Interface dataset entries
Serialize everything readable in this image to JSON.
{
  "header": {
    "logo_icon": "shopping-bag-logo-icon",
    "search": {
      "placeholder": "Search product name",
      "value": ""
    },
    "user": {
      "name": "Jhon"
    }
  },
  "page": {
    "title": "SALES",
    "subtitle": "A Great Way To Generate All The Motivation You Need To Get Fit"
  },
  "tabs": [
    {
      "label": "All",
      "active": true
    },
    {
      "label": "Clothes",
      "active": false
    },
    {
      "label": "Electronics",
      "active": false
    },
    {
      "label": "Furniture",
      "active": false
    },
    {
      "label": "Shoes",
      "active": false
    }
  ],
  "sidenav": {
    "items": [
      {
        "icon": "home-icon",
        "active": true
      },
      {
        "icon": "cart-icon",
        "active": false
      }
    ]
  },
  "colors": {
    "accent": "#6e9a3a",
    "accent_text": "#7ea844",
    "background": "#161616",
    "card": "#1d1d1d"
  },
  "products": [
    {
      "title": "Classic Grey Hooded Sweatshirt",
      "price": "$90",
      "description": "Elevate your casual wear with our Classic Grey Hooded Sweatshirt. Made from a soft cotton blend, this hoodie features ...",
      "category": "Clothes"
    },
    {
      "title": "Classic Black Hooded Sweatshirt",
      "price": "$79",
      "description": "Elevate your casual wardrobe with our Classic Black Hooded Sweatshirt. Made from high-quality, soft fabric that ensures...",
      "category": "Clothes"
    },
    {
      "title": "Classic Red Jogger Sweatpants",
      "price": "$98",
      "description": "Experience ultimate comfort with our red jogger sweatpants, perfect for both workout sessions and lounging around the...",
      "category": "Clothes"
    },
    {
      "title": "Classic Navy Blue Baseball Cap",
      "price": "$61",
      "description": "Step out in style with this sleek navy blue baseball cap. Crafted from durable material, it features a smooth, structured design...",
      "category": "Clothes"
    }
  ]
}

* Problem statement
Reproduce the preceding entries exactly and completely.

* The completed task
Serialize everything readable in this image to JSON.
{
  "header": {
    "logo_icon": "shopping-bag-logo-icon",
    "search": {
      "placeholder": "Search product name",
      "value": ""
    },
    "user": {
      "name": "Jhon"
    }
  },
  "page": {
    "title": "SALES",
    "subtitle": "A Great Way To Generate All The Motivation You Need To Get Fit"
  },
  "tabs": [
    {
      "label": "All",
      "active": true
    },
    {
      "label": "Clothes",
      "active": false
    },
    {
      "label": "Electronics",
      "active": false
    },
    {
      "label": "Furniture",
      "active": false
    },
    {
      "label": "Shoes",
      "active": false
    }
  ],
  "sidenav": {
    "items": [
      {
        "icon": "home-icon",
        "active": true
      },
      {
        "icon": "cart-icon",
        "active": false
      }
    ]
  },
  "colors": {
    "accent": "#6e9a3a",
    "accent_text": "#7ea844",
    "background": "#161616",
    "card": "#1d1d1d"
  },
  "products": [
    {
      "title": "Classic Grey Hooded Sweatshirt",
      "price": "$90",
      "description": "Elevate your casual wear with our Classic Grey Hooded Sweatshirt. Made from a soft cotton blend, this hoodie features ...",
      "category": "Clothes"
    },
    {
      "title": "Classic Black Hooded Sweatshirt",
      "price": "$79",
      "description": "Elevate your casual wardrobe with our Classic Black Hooded Sweatshirt. Made from high-quality, soft fabric that ensures...",
      "category": "Clothes"
    },
    {
      "title": "Classic Red Jogger Sweatpants",
      "price": "$98",
      "description": "Experience ultimate comfort with our red jogger sweatpants, perfect for both workout sessions and lounging around the...",
      "category": "Clothes"
    },
    {
      "title": "Classic Navy Blue Baseball Cap",
      "price": "$61",
      "description": "Step out in style with this sleek navy blue baseball cap. Crafted from durable material, it features a smooth, structured design...",
      "category": "Clothes"
    }
  ]
}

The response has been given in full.